Ciura VA, Brouwers HB, Pizzolato R, Ortiz CJ, Rosand J, Goldstein JN, et al. Spot Sign on 90-Second Delayed Computed Tomography Angiography Improves Sensitivity for Hematoma Expansion and Mortality: Prospective Study. Stroke. 2014
Prachi Mehndiratta, MD
It is common knowledge amongst the stroke community that a spot sign seen on a CT angiogram predicts hematoma expansion in patients with Intracerebral hemorrhage (ICH). Size of the hematoma is an independent predictor of poor outcome and all attempts are made to prevent the increase in size by use of hemostatic medications and blood pressure control. The authors of this study hypothesize that addition of a 90 second delayed CT would help capture additional ICH patients with the spot sign and increase the sensitivity for predicting hematoma expansion and poor outcome. Patients with spontaneous ICH were enrolled prospectively between February 2012 and August 2013 and underwent a non-contrast head CT, immediately followed by CTA of the head with a 90 second delayed acquisition through the hematoma volume.
All CTA studies were independently reviewed by two board-certified radiologists and the spot sign was identified as a focus of contrast pooling within the ICH with an attenuation ≥120 HU that was discontinuous from normal or abnormal vasculature adjacent to the ICH and was of any size and morphology. Hematoma expansion was considered significant if the volume increased by 6ml or by 33% from baseline. A multivariate logistic regression model was utilized to analyze data and sensitivity, specificity and positive/negative predictive values were calculated.
A total of 121 patients were enrolled in the study however only 74 had follow up CT scans and were included in the primary analysis. A total of 15 patients had a positive spot sign detected on any CTA and the overall rate of hematoma expansion was 15%. Hematoma expansion was predominantly seen in the spot sign positive group (47% vs. 7%). Accuracy measures for the spot sign on delayed CTA were: sensitivity 55%, specificity 87%, PPV 43%, NPV 92%, accuracy 82%. When the CT scans for all 121 patients were analyzed the spot sign was seen on 36 scans, with 15 detected exclusively on the delayed 90 second imaging. The presence of a spot sign and high blood glucose levels were independent predictors of mortality in the multivariate logistic regression model. Greater than 95% of these patients with a positive spot sign were dead at follow up.
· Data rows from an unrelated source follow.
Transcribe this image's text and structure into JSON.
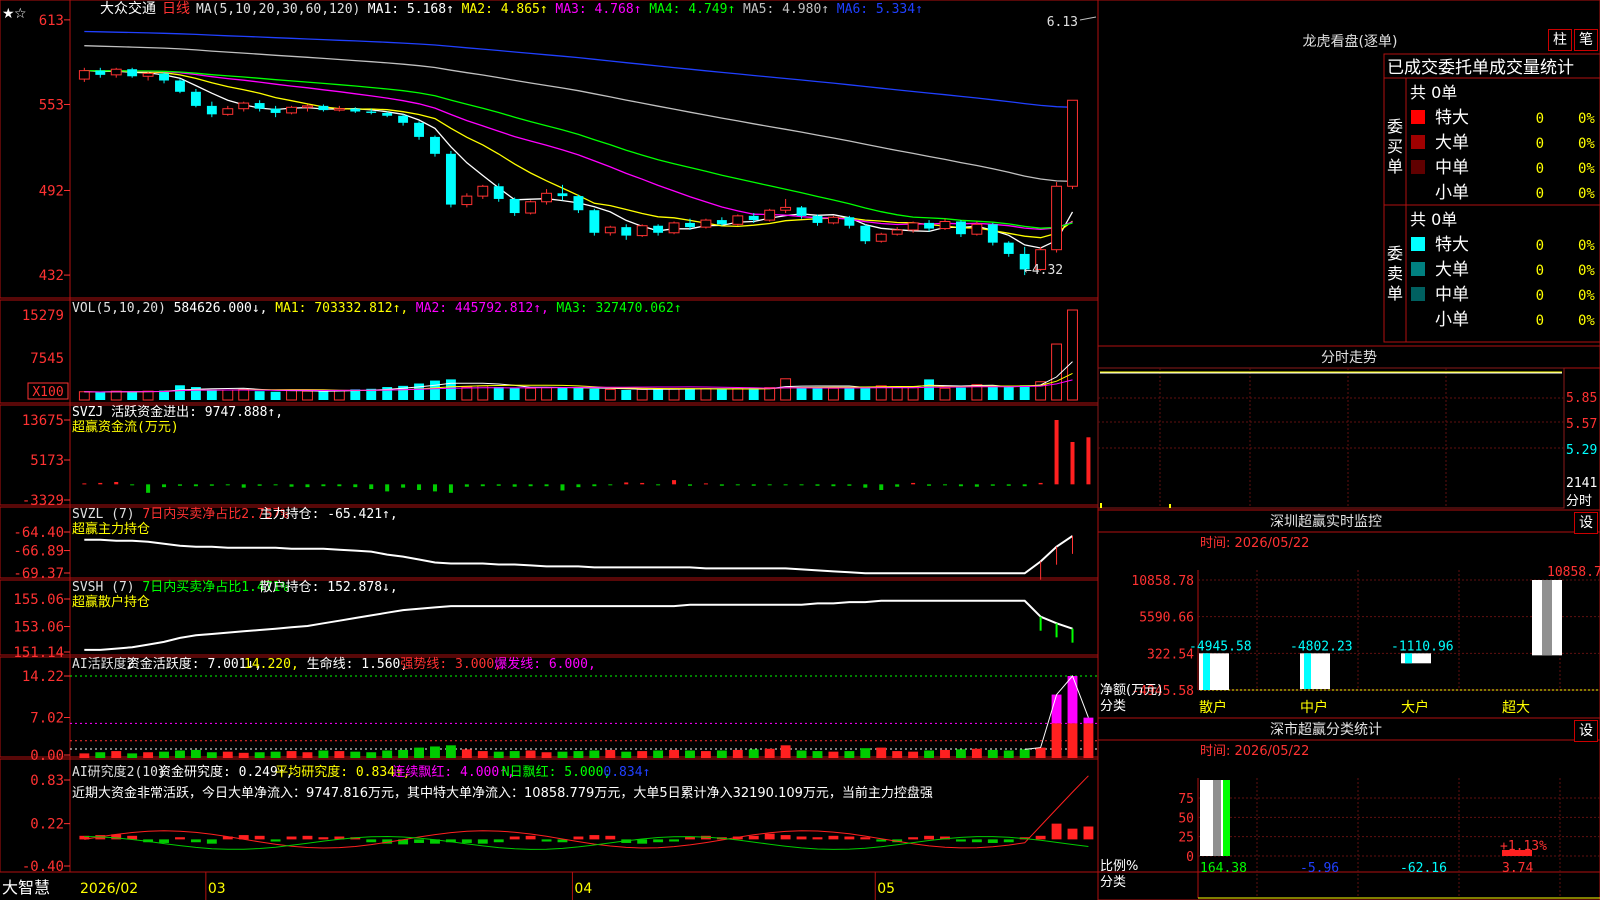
{
  "stock": {
    "name": "大众交通",
    "period": "日线"
  },
  "colors": {
    "up": "#ff3232",
    "down": "#00ffff",
    "panel_border": "#b01010",
    "ma": [
      "#ffffff",
      "#ffff00",
      "#ff00ff",
      "#00ff00",
      "#c0c0c0",
      "#2040ff"
    ]
  },
  "main_header": [
    {
      "t": "MA(5,10,20,30,60,120)",
      "c": "#e0e0e0"
    },
    {
      "t": "MA1: 5.168↑",
      "c": "#ffffff"
    },
    {
      "t": "MA2: 4.865↑",
      "c": "#ffff00"
    },
    {
      "t": "MA3: 4.768↑",
      "c": "#ff00ff"
    },
    {
      "t": "MA4: 4.749↑",
      "c": "#00ff00"
    },
    {
      "t": "MA5: 4.980↑",
      "c": "#c0c0c0"
    },
    {
      "t": "MA6: 5.334↑",
      "c": "#2040ff"
    }
  ],
  "vol_header": [
    {
      "t": "VOL(5,10,20)",
      "c": "#e0e0e0"
    },
    {
      "t": "584626.000↓,",
      "c": "#ffffff"
    },
    {
      "t": "MA1: 703332.812↑,",
      "c": "#ffff00"
    },
    {
      "t": "MA2: 445792.812↑,",
      "c": "#ff00ff"
    },
    {
      "t": "MA3: 327470.062↑",
      "c": "#00ff00"
    }
  ],
  "svzj_header": [
    {
      "t": "SVZJ  活跃资金进出: 9747.888↑,",
      "c": "#ffffff"
    },
    {
      "t": "超赢资金流(万元)",
      "c": "#ffff00",
      "row": 2
    }
  ],
  "svzl_header": [
    {
      "t": "SVZL (7)",
      "c": "#e0e0e0"
    },
    {
      "t": "7日内买卖净占比2.757%",
      "c": "#ff3232"
    },
    {
      "t": "主力持仓: -65.421↑,",
      "c": "#ffffff"
    },
    {
      "t": "超赢主力持仓",
      "c": "#ffff00",
      "row": 2
    }
  ],
  "svsh_header": [
    {
      "t": "SVSH (7)",
      "c": "#e0e0e0"
    },
    {
      "t": "7日内买卖净占比1.471%",
      "c": "#00ff00"
    },
    {
      "t": "散户持仓: 152.878↓,",
      "c": "#ffffff"
    },
    {
      "t": "超赢散户持仓",
      "c": "#ffff00",
      "row": 2
    }
  ],
  "ai_header": [
    {
      "t": "AI活跃度2",
      "c": "#e0e0e0"
    },
    {
      "t": "资金活跃度: 7.001↓,",
      "c": "#ffffff"
    },
    {
      "t": "14.220,",
      "c": "#ffff00"
    },
    {
      "t": "生命线: 1.560,",
      "c": "#ffffff"
    },
    {
      "t": "强势线: 3.000,",
      "c": "#ff3232"
    },
    {
      "t": "爆发线: 6.000,",
      "c": "#ff00ff"
    }
  ],
  "ai2_header": [
    {
      "t": "AI研究度2(10)",
      "c": "#e0e0e0"
    },
    {
      "t": "资金研究度: 0.249↑,",
      "c": "#ffffff"
    },
    {
      "t": "平均研究度: 0.834↑,",
      "c": "#ffff00"
    },
    {
      "t": "连续飘红: 4.000↑,",
      "c": "#ff00ff"
    },
    {
      "t": "N日飘红: 5.000,",
      "c": "#00ff00"
    },
    {
      "t": "0.834↑",
      "c": "#2040ff"
    }
  ],
  "ai2_comment": "近期大资金非常活跃，今日大单净流入：9747.816万元，其中特大单净流入：10858.779万元，大单5日累计净入32190.109万元，当前主力控盘强",
  "axes": {
    "price_ticks": [
      "613",
      "553",
      "492",
      "432"
    ],
    "vol_ticks": [
      "15279",
      "7545",
      "X100"
    ],
    "svzj_ticks": [
      "13675",
      "5173",
      "-3329"
    ],
    "svzl_ticks": [
      "-64.40",
      "-66.89",
      "-69.37"
    ],
    "svsh_ticks": [
      "155.06",
      "153.06",
      "151.14"
    ],
    "ai_ticks": [
      "14.22",
      "7.02",
      "0.00"
    ],
    "ai2_ticks": [
      "0.83",
      "0.22",
      "-0.40"
    ]
  },
  "date_axis": {
    "left": "2026/02",
    "labels": [
      "03",
      "04",
      "05"
    ]
  },
  "brand": "大智慧",
  "price_annotations": {
    "high": "6.13",
    "low": "←4.32"
  },
  "dragon": {
    "title": "龙虎看盘(逐单)",
    "tabs": [
      "柱",
      "笔"
    ],
    "subtitle": "已成交委托单成交量统计",
    "buy": {
      "label": "委买单",
      "total": "共 0单",
      "rows": [
        {
          "name": "特大",
          "val": "0",
          "pct": "0%",
          "color": "#ff0000"
        },
        {
          "name": "大单",
          "val": "0",
          "pct": "0%",
          "color": "#a00000"
        },
        {
          "name": "中单",
          "val": "0",
          "pct": "0%",
          "color": "#600000"
        },
        {
          "name": "小单",
          "val": "0",
          "pct": "0%",
          "color": ""
        }
      ]
    },
    "sell": {
      "label": "委卖单",
      "total": "共 0单",
      "rows": [
        {
          "name": "特大",
          "val": "0",
          "pct": "0%",
          "color": "#00ffff"
        },
        {
          "name": "大单",
          "val": "0",
          "pct": "0%",
          "color": "#008080"
        },
        {
          "name": "中单",
          "val": "0",
          "pct": "0%",
          "color": "#006060"
        },
        {
          "name": "小单",
          "val": "0",
          "pct": "0%",
          "color": ""
        }
      ]
    }
  },
  "intraday": {
    "title": "分时走势",
    "ticks": [
      "5.85",
      "5.57",
      "5.29",
      "2141",
      "分时"
    ]
  },
  "monitor": {
    "title": "深圳超赢实时监控",
    "button": "设",
    "time": "时间: 2026/05/22",
    "y_ticks": [
      "10858.78",
      "5590.66",
      "322.54",
      "-4945.58"
    ],
    "y_label": "净额(万元)",
    "x_label": "分类"
  },
  "classify": {
    "title": "深市超赢分类统计",
    "button": "设",
    "time": "时间: 2026/05/22",
    "y_ticks": [
      "75",
      "50",
      "25",
      "0"
    ],
    "y_label": "比例%",
    "x_label": "分类"
  },
  "chart_data": [
    {
      "type": "candlestick",
      "title": "大众交通 日线",
      "ylim": [
        4.2,
        6.2
      ],
      "ohlc": [
        [
          5.71,
          5.79,
          5.69,
          5.77
        ],
        [
          5.77,
          5.79,
          5.72,
          5.74
        ],
        [
          5.74,
          5.79,
          5.72,
          5.78
        ],
        [
          5.78,
          5.79,
          5.72,
          5.73
        ],
        [
          5.73,
          5.76,
          5.7,
          5.75
        ],
        [
          5.75,
          5.76,
          5.68,
          5.7
        ],
        [
          5.7,
          5.71,
          5.61,
          5.62
        ],
        [
          5.62,
          5.64,
          5.51,
          5.52
        ],
        [
          5.52,
          5.55,
          5.44,
          5.46
        ],
        [
          5.46,
          5.52,
          5.45,
          5.5
        ],
        [
          5.5,
          5.55,
          5.48,
          5.54
        ],
        [
          5.54,
          5.56,
          5.48,
          5.5
        ],
        [
          5.5,
          5.52,
          5.44,
          5.47
        ],
        [
          5.47,
          5.52,
          5.46,
          5.51
        ],
        [
          5.51,
          5.53,
          5.48,
          5.52
        ],
        [
          5.52,
          5.53,
          5.48,
          5.49
        ],
        [
          5.49,
          5.52,
          5.48,
          5.5
        ],
        [
          5.5,
          5.51,
          5.47,
          5.48
        ],
        [
          5.48,
          5.5,
          5.46,
          5.47
        ],
        [
          5.47,
          5.48,
          5.44,
          5.45
        ],
        [
          5.45,
          5.46,
          5.38,
          5.4
        ],
        [
          5.4,
          5.41,
          5.28,
          5.3
        ],
        [
          5.3,
          5.31,
          5.16,
          5.18
        ],
        [
          5.18,
          5.2,
          4.8,
          4.82
        ],
        [
          4.82,
          4.9,
          4.8,
          4.88
        ],
        [
          4.88,
          4.96,
          4.86,
          4.95
        ],
        [
          4.95,
          4.97,
          4.84,
          4.86
        ],
        [
          4.86,
          4.87,
          4.74,
          4.76
        ],
        [
          4.76,
          4.85,
          4.75,
          4.84
        ],
        [
          4.84,
          4.93,
          4.82,
          4.9
        ],
        [
          4.9,
          4.96,
          4.85,
          4.88
        ],
        [
          4.88,
          4.89,
          4.76,
          4.78
        ],
        [
          4.78,
          4.79,
          4.6,
          4.62
        ],
        [
          4.62,
          4.67,
          4.6,
          4.66
        ],
        [
          4.66,
          4.68,
          4.57,
          4.6
        ],
        [
          4.6,
          4.68,
          4.59,
          4.67
        ],
        [
          4.67,
          4.68,
          4.6,
          4.62
        ],
        [
          4.62,
          4.7,
          4.61,
          4.69
        ],
        [
          4.69,
          4.72,
          4.64,
          4.66
        ],
        [
          4.66,
          4.72,
          4.65,
          4.71
        ],
        [
          4.71,
          4.73,
          4.67,
          4.68
        ],
        [
          4.68,
          4.75,
          4.67,
          4.74
        ],
        [
          4.74,
          4.76,
          4.69,
          4.71
        ],
        [
          4.71,
          4.79,
          4.7,
          4.78
        ],
        [
          4.78,
          4.86,
          4.76,
          4.8
        ],
        [
          4.8,
          4.81,
          4.72,
          4.74
        ],
        [
          4.74,
          4.75,
          4.67,
          4.69
        ],
        [
          4.69,
          4.74,
          4.68,
          4.73
        ],
        [
          4.73,
          4.74,
          4.65,
          4.67
        ],
        [
          4.67,
          4.68,
          4.54,
          4.56
        ],
        [
          4.56,
          4.62,
          4.55,
          4.61
        ],
        [
          4.61,
          4.66,
          4.6,
          4.64
        ],
        [
          4.64,
          4.7,
          4.62,
          4.69
        ],
        [
          4.69,
          4.71,
          4.63,
          4.65
        ],
        [
          4.65,
          4.72,
          4.64,
          4.7
        ],
        [
          4.7,
          4.71,
          4.59,
          4.61
        ],
        [
          4.61,
          4.7,
          4.6,
          4.68
        ],
        [
          4.68,
          4.69,
          4.53,
          4.55
        ],
        [
          4.55,
          4.56,
          4.45,
          4.47
        ],
        [
          4.47,
          4.52,
          4.32,
          4.36
        ],
        [
          4.36,
          4.52,
          4.35,
          4.5
        ],
        [
          4.5,
          4.98,
          4.48,
          4.95
        ],
        [
          4.95,
          5.56,
          4.93,
          5.56
        ]
      ]
    },
    {
      "type": "bar",
      "title": "VOL(5,10,20)",
      "ylabel": "X100",
      "ylim": [
        0,
        15279
      ],
      "values": [
        1400,
        1300,
        1500,
        1400,
        1500,
        1600,
        2500,
        2200,
        1800,
        1700,
        1800,
        1500,
        1400,
        1600,
        1500,
        1500,
        1600,
        1800,
        1900,
        2200,
        2400,
        2800,
        3300,
        3500,
        2200,
        2400,
        2200,
        2100,
        2000,
        2100,
        2200,
        2000,
        1900,
        1800,
        1700,
        1800,
        1900,
        1900,
        2000,
        1900,
        1800,
        1900,
        2000,
        2100,
        3600,
        2200,
        2000,
        2000,
        2100,
        2300,
        2400,
        2200,
        2100,
        3500,
        2000,
        2100,
        2600,
        2300,
        2200,
        2500,
        3100,
        9500,
        15279
      ]
    },
    {
      "type": "bar",
      "title": "SVZJ 活跃资金进出",
      "ylim": [
        -3329,
        13675
      ],
      "values": [
        200,
        300,
        500,
        -200,
        -1800,
        -600,
        -300,
        -400,
        -300,
        -200,
        -700,
        -300,
        -200,
        -500,
        -600,
        -400,
        -400,
        -600,
        -1000,
        -1500,
        -700,
        -1200,
        -1500,
        -1800,
        -500,
        -400,
        -300,
        -500,
        -400,
        -400,
        -1300,
        -600,
        -400,
        -200,
        400,
        300,
        -200,
        900,
        -300,
        200,
        -300,
        -200,
        -300,
        -200,
        -200,
        -200,
        -300,
        -400,
        -300,
        -700,
        -1200,
        -500,
        300,
        -300,
        -200,
        -400,
        -500,
        -300,
        -300,
        -400,
        300,
        13675,
        9000,
        10000
      ]
    },
    {
      "type": "line",
      "title": "SVZL 主力持仓",
      "ylim": [
        -69.37,
        -64.4
      ],
      "values": [
        -65.8,
        -65.8,
        -65.9,
        -65.9,
        -66.0,
        -66.2,
        -66.4,
        -66.5,
        -66.5,
        -66.6,
        -66.6,
        -66.6,
        -66.6,
        -66.7,
        -66.7,
        -66.7,
        -66.8,
        -66.9,
        -67.0,
        -67.3,
        -67.5,
        -67.8,
        -68.1,
        -68.2,
        -68.2,
        -68.2,
        -68.3,
        -68.3,
        -68.4,
        -68.5,
        -68.5,
        -68.5,
        -68.6,
        -68.6,
        -68.6,
        -68.6,
        -68.6,
        -68.6,
        -68.6,
        -68.7,
        -68.7,
        -68.7,
        -68.7,
        -68.7,
        -68.7,
        -68.8,
        -68.9,
        -69.0,
        -69.1,
        -69.2,
        -69.2,
        -69.2,
        -69.2,
        -69.2,
        -69.2,
        -69.2,
        -69.2,
        -69.2,
        -69.2,
        -69.2,
        -68.0,
        -66.5,
        -65.4
      ]
    },
    {
      "type": "line",
      "title": "SVSH 散户持仓",
      "ylim": [
        151.14,
        155.06
      ],
      "values": [
        151.3,
        151.3,
        151.4,
        151.5,
        151.7,
        151.9,
        152.2,
        152.4,
        152.5,
        152.6,
        152.7,
        152.8,
        152.9,
        153.0,
        153.1,
        153.3,
        153.5,
        153.7,
        153.9,
        154.1,
        154.3,
        154.4,
        154.5,
        154.6,
        154.6,
        154.6,
        154.6,
        154.6,
        154.6,
        154.6,
        154.6,
        154.6,
        154.6,
        154.6,
        154.6,
        154.6,
        154.6,
        154.6,
        154.7,
        154.7,
        154.7,
        154.7,
        154.7,
        154.7,
        154.7,
        154.7,
        154.8,
        154.8,
        154.9,
        154.9,
        155.0,
        155.0,
        155.0,
        155.0,
        155.0,
        155.0,
        155.0,
        155.0,
        155.0,
        155.0,
        153.8,
        153.3,
        152.9
      ]
    },
    {
      "type": "bar",
      "title": "AI活跃度2",
      "ylim": [
        0,
        14.22
      ],
      "values": [
        0.8,
        1.0,
        1.2,
        0.8,
        1.0,
        1.1,
        1.3,
        1.4,
        1.0,
        1.1,
        0.9,
        1.0,
        1.1,
        1.2,
        1.0,
        1.3,
        1.2,
        1.1,
        1.0,
        1.3,
        1.4,
        1.8,
        2.0,
        2.2,
        1.5,
        1.2,
        1.1,
        1.2,
        1.3,
        1.0,
        1.1,
        1.2,
        1.3,
        1.4,
        1.1,
        1.2,
        1.3,
        1.4,
        1.3,
        1.2,
        1.3,
        1.4,
        1.5,
        1.6,
        2.2,
        1.3,
        1.2,
        1.1,
        1.2,
        1.7,
        1.8,
        1.2,
        1.1,
        1.3,
        1.4,
        1.5,
        1.6,
        1.4,
        1.3,
        1.5,
        1.8,
        11.0,
        14.22,
        7.0
      ]
    },
    {
      "type": "bar",
      "title": "AI研究度2(10)",
      "ylim": [
        -0.4,
        0.83
      ],
      "values": [
        0.05,
        0.06,
        0.07,
        0.05,
        -0.04,
        -0.05,
        0.03,
        -0.04,
        -0.06,
        0.04,
        0.06,
        0.05,
        -0.03,
        0.04,
        0.05,
        0.03,
        0.04,
        0.03,
        -0.04,
        -0.06,
        -0.07,
        -0.05,
        -0.06,
        -0.04,
        -0.05,
        -0.06,
        -0.04,
        0.04,
        0.05,
        -0.03,
        -0.04,
        0.04,
        0.06,
        0.05,
        -0.05,
        -0.06,
        -0.04,
        -0.03,
        0.04,
        0.05,
        0.03,
        0.04,
        0.05,
        0.08,
        0.06,
        0.04,
        0.03,
        0.05,
        0.04,
        0.03,
        -0.03,
        -0.04,
        0.03,
        0.05,
        0.04,
        -0.03,
        -0.04,
        -0.05,
        -0.04,
        0.03,
        0.05,
        0.22,
        0.15,
        0.18
      ]
    },
    {
      "type": "bar",
      "title": "深圳超赢实时监控",
      "ylabel": "净额(万元)",
      "categories": [
        "散户",
        "中户",
        "大户",
        "超大"
      ],
      "values": [
        -4945.58,
        -4802.23,
        -1110.96,
        10858.78
      ],
      "ylim": [
        -4945.58,
        10858.78
      ]
    },
    {
      "type": "bar",
      "title": "深市超赢分类统计",
      "ylabel": "比例%",
      "categories": [
        "散户",
        "中户",
        "大户",
        "超大"
      ],
      "values": [
        164.38,
        -5.96,
        -62.16,
        3.74
      ],
      "ylim": [
        0,
        75
      ],
      "annotations": [
        "+1.13%"
      ]
    }
  ]
}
This study re-enforces that spot sign is a predictor of hematoma expansion and poor outcome. The 90 second sequence is cost effective and time efficient however the numbers in the study are really small. The question arises – are we going to try everything to detect a spot sign? The authors conclude that the delayed 90 second sequence may help select patients eligible hemostatic intervention but we need to ask ourselves if it really changes clinical practice. Although the spot sign is predictive of expansion, it is only seen in a small percent of patients with ICH and a delayed CT has a sensitivity of 55% to detect a spot sign. If a safe hemostatic medication is available and approved, I wonder if we would be so selective in its use. Let’s reserve our judgement till the SPOTLIGHT (spot sign selection of intracerebral hemorrhage to guide hemostatic therapy trial) is on ICH treatment with hemostatic therapy.